The rmedia reported the United States had rejected the peace plan, noting that the United States doesn’t support any unilateral action by either party to the conflict. The US response came at the same time that the State of Israel approved two consecutive large land confiscations. The largest land grab in 30 years of 4,000 dunums (1.5 square miles) was announced in an area south of Bethlehem on Aug. 31, only to be followed this week by a further land grab in the Hebron area of 2,000 dunums (0.77 square miles, or about 500 acres).
The Palestinian peace initiative, which has also been submitted to the Arab League, appears to have thrown the Israelis into a frenzy. Senior Israeli columnist Nahum Barnea dedicated his weekly column to the newfound courage of Abbas by saying the Palestinian president was about to turn 80 and was therefore no longer concerned about his political rivals. “Instead of running him down, the advanced age provides him a sense of freedom he has yet to experience.”
Abbas’ newfound courage was not lost on Palestinian commentators. Leading Palestinian writer Hassan al-Batal said in the Palestinian daily Al-Ayyam that the Palestinian plan mirrors what Ehud Barak once said about the need for borders so that every party knows where they stand. Batal goes one step further and says that the Palestinian plan is no longer dependent on others. “The US presidential election doesn’t concern us anymore nor does the US midterm elections, or the Israeli elections,” he argued.
The Palestinian initiative is built therefore as a self-perpetuating mechanism in which every negative step triggers a response. Senior Palestinian officials, including Erekat, have been saying in various news interviews that Palestinians have “unprecedented responses” to Israeli policies.

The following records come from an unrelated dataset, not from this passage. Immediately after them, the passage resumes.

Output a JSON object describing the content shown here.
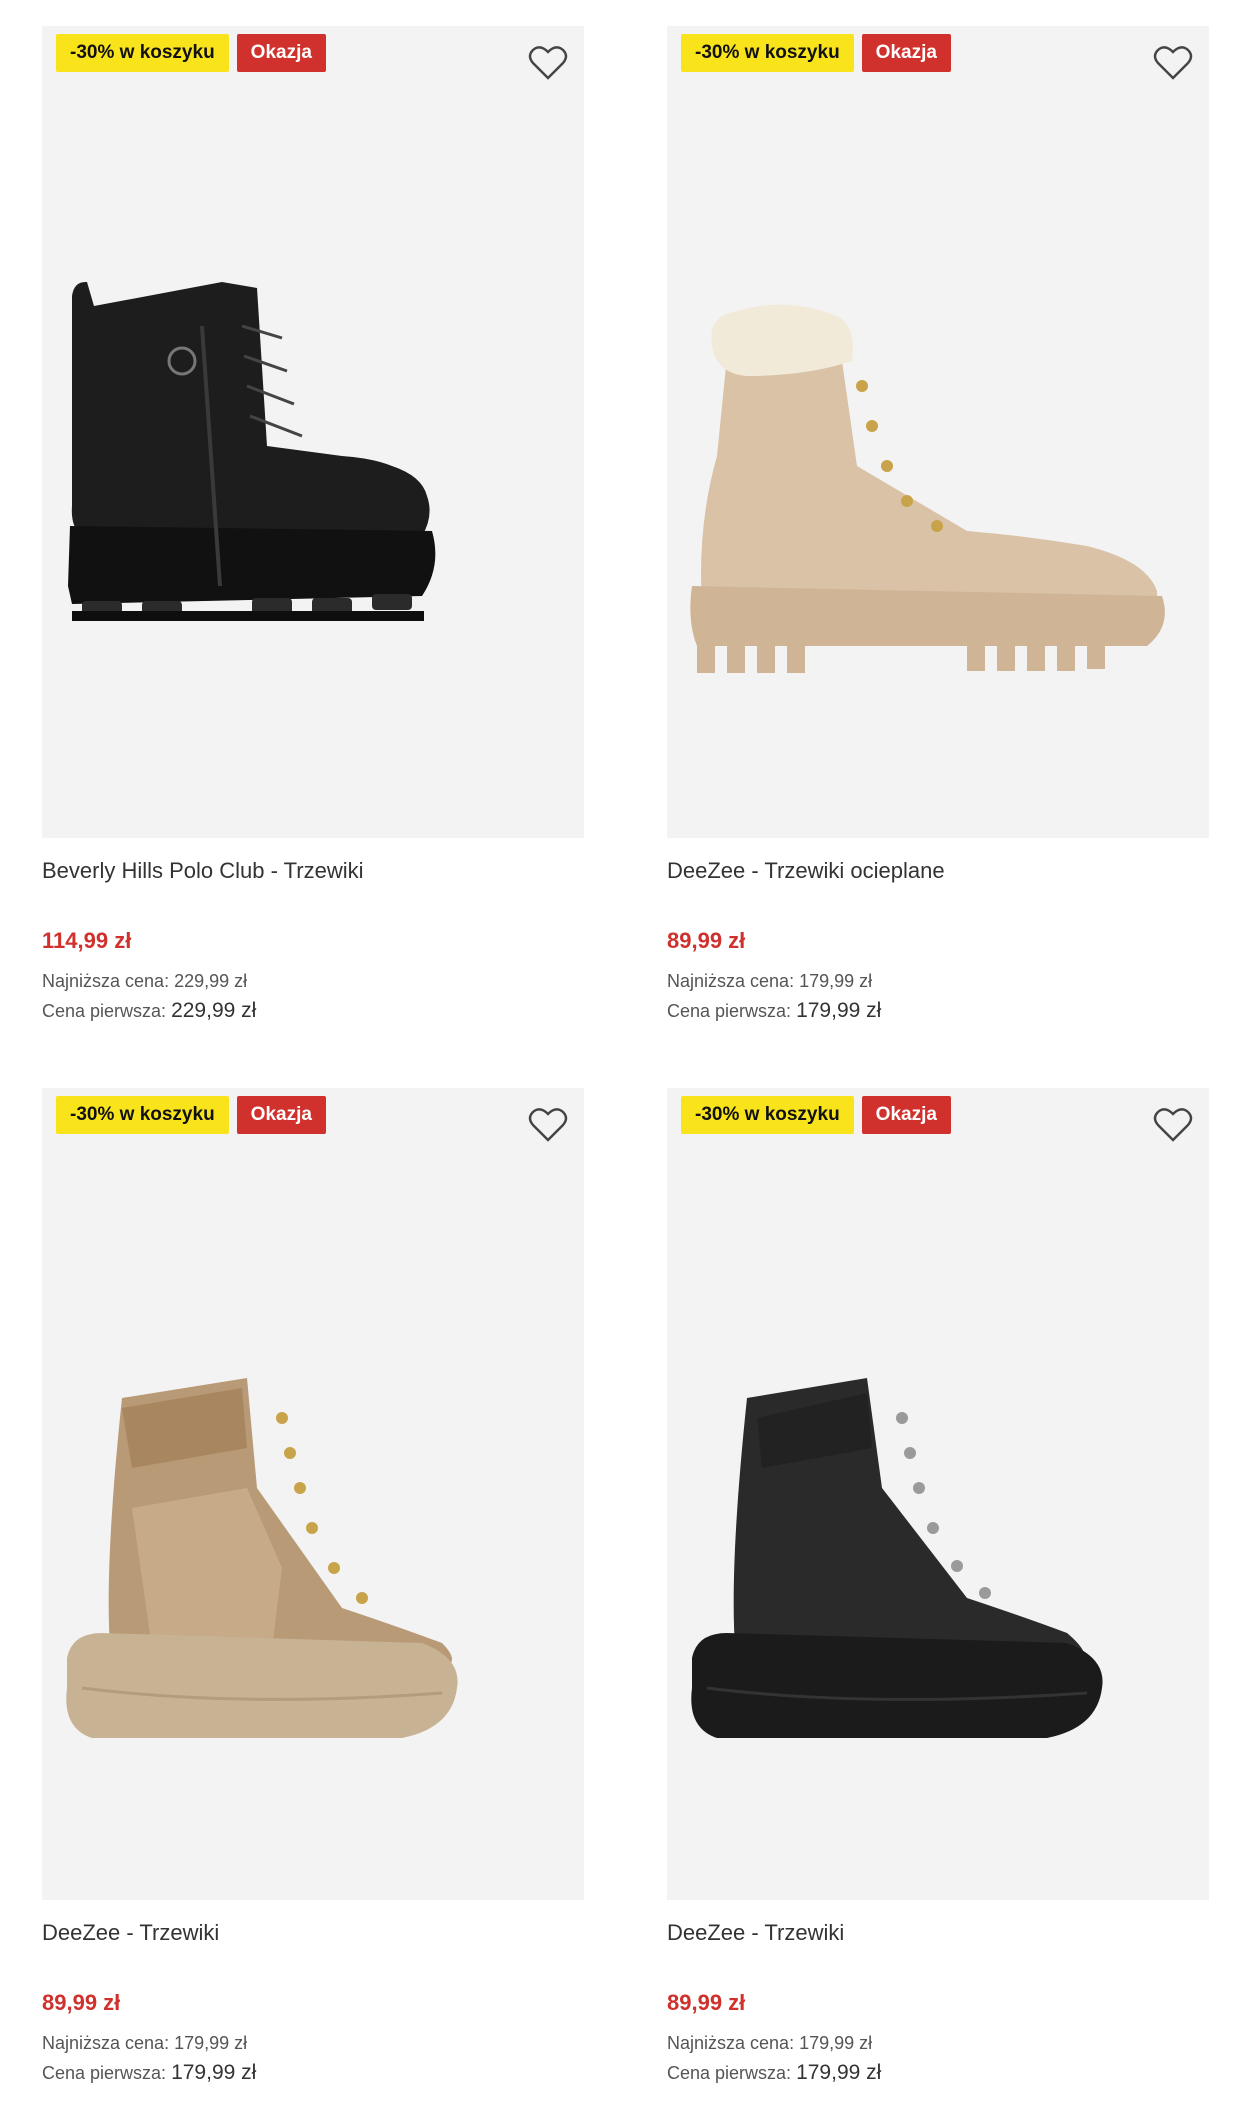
{
  "products": [
    {
      "promo_badge": "-30% w koszyku",
      "deal_badge": "Okazja",
      "name": "Beverly Hills Polo Club - Trzewiki",
      "price": "114,99 zł",
      "lowest_label": "Najniższa cena:",
      "lowest_value": "229,99 zł",
      "first_label": "Cena pierwsza:",
      "first_value": "229,99 zł",
      "image": "black-leather-combat-boot"
    },
    {
      "promo_badge": "-30% w koszyku",
      "deal_badge": "Okazja",
      "name": "DeeZee - Trzewiki ocieplane",
      "price": "89,99 zł",
      "lowest_label": "Najniższa cena:",
      "lowest_value": "179,99 zł",
      "first_label": "Cena pierwsza:",
      "first_value": "179,99 zł",
      "image": "beige-fur-lined-boot"
    },
    {
      "promo_badge": "-30% w koszyku",
      "deal_badge": "Okazja",
      "name": "DeeZee - Trzewiki",
      "price": "89,99 zł",
      "lowest_label": "Najniższa cena:",
      "lowest_value": "179,99 zł",
      "first_label": "Cena pierwsza:",
      "first_value": "179,99 zł",
      "image": "tan-hiking-sneaker-boot"
    },
    {
      "promo_badge": "-30% w koszyku",
      "deal_badge": "Okazja",
      "name": "DeeZee - Trzewiki",
      "price": "89,99 zł",
      "lowest_label": "Najniższa cena:",
      "lowest_value": "179,99 zł",
      "first_label": "Cena pierwsza:",
      "first_value": "179,99 zł",
      "image": "black-hiking-sneaker-boot"
    }
  ],
  "colors": {
    "promo_bg": "#f9e41c",
    "deal_bg": "#d0312d",
    "price": "#d0312d",
    "image_bg": "#f3f3f3"
  }
}
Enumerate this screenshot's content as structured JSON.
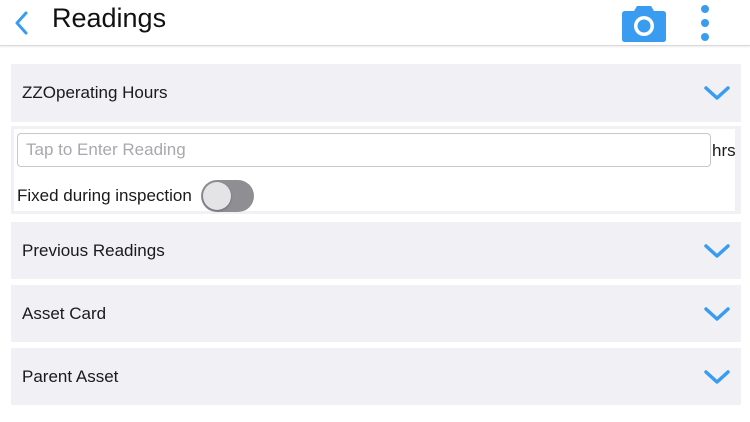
{
  "header": {
    "title": "Readings",
    "back_icon": "chevron-left-icon",
    "camera_icon": "camera-icon",
    "more_icon": "more-vertical-icon",
    "accent_color": "#3a9cf0"
  },
  "sections": {
    "operating_hours": {
      "label": "ZZOperating Hours",
      "expanded": true
    },
    "previous_readings": {
      "label": "Previous Readings",
      "expanded": false
    },
    "asset_card": {
      "label": "Asset Card",
      "expanded": false
    },
    "parent_asset": {
      "label": "Parent Asset",
      "expanded": false
    }
  },
  "reading": {
    "value": "",
    "placeholder": "Tap to Enter Reading",
    "unit": "hrs",
    "fixed_label": "Fixed during inspection",
    "fixed_on": false
  }
}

Ultimately, the Palestinians, if rejected by the United States and Israel, will have one clear last resort: the end of Palestinian security as a subcontractor for Israel. If these arrangements are not reciprocated politically, the Abbas plan calls for simply throwing to the Israelis the keys of the West Bank so that the occupying power will bear the true cost of its occupation. Will Abbas follow through on this often repeated threat?